DIVISADERO? There is a street of that name in San Francisco, where Anna apparently lived for a while, but the novel does not take place there. The sense of the word as "division" or "break" is obviously appropriate for this family parted by passion and scattered through space. But Anna points out that the word may also derive from the Spanish "divisar," to look at something from a distance. By the end of the book, Anna is indeed looking on from a distance, exploring her life in art, as Nietzsche once said, so as not to be destroyed by the truth. This is essentially what any great novelist does, and with it Ondaatje invites the reader into the heart of his craft. Yet he gives us an even greater gift; by avoiding literal connections between his two stories, but instead inspiring our imagination and trusting us to find our own parallels, he gets us not only to read his words as a poet, but to think and feel as poets in ourselves.
From one of the greatest living authors on the planet, 'Divisadero' rates close to his best, 'In the Skin of A Lion'. Ondaatje has an ability bettered by no other to get into the skin of his characters and under the skin of any reader fortunate enough to enter his world of the extraordinary fashioned from the not so ordinary. Emotion and texture, words as the carrier, are his tools, and have no doubt he is a master.
Disaster throws a boy, Coop, into the hard life of a rural family, a father with twin girls, in 70s California, a world that feels more like early Cormac McCarthy than Frisco's Haight-Ashbury. A kind of romance, a tenderness of dispossession, causes a terrible incident and their lives are split asunder. One sister becomes a librarian and tunnels into the life of a 19th C French writer's fragmented life, Coop becomes a small time pro gambler run foul of a syndicate, the other twin (perhaps) a pawn in their game of entrapment. What comes haphazardly together again reveals the damaged destinies of family, of the twin hearts, of history, chance, and the ties that blind.
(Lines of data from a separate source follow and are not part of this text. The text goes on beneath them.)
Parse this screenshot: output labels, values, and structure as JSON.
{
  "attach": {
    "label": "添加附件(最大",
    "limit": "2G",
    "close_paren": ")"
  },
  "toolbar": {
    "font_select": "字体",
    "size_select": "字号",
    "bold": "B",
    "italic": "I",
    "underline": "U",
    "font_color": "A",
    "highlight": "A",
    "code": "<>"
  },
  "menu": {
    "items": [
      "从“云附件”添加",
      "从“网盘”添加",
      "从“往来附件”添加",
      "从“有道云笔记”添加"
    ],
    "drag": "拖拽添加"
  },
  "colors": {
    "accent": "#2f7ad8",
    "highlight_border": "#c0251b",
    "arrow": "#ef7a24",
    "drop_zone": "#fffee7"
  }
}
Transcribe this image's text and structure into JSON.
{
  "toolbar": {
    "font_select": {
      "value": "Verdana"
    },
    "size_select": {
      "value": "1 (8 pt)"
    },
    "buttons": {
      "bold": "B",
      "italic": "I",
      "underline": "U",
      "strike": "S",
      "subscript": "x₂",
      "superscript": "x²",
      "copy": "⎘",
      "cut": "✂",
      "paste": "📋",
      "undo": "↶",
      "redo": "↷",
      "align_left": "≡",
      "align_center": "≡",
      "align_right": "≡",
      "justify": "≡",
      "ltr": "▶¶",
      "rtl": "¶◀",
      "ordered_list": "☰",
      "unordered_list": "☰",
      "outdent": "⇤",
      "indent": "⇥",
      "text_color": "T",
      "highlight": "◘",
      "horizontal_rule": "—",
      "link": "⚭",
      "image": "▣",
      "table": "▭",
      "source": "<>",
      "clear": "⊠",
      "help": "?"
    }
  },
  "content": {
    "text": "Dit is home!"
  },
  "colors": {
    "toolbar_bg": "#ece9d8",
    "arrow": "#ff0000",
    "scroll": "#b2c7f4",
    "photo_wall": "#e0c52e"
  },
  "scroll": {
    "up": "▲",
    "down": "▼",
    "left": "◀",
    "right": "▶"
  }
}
Had to force myself to finish this for book group. It is really two separate stories, or books. You read one "book" about a person, then that one is left hanging and you're on to the next. Some characters, you never found out what eventually became of them. So annoying, because Ondaatje can certainly write, and the reader starts off feeling quite engaged with these people. A great disappointment.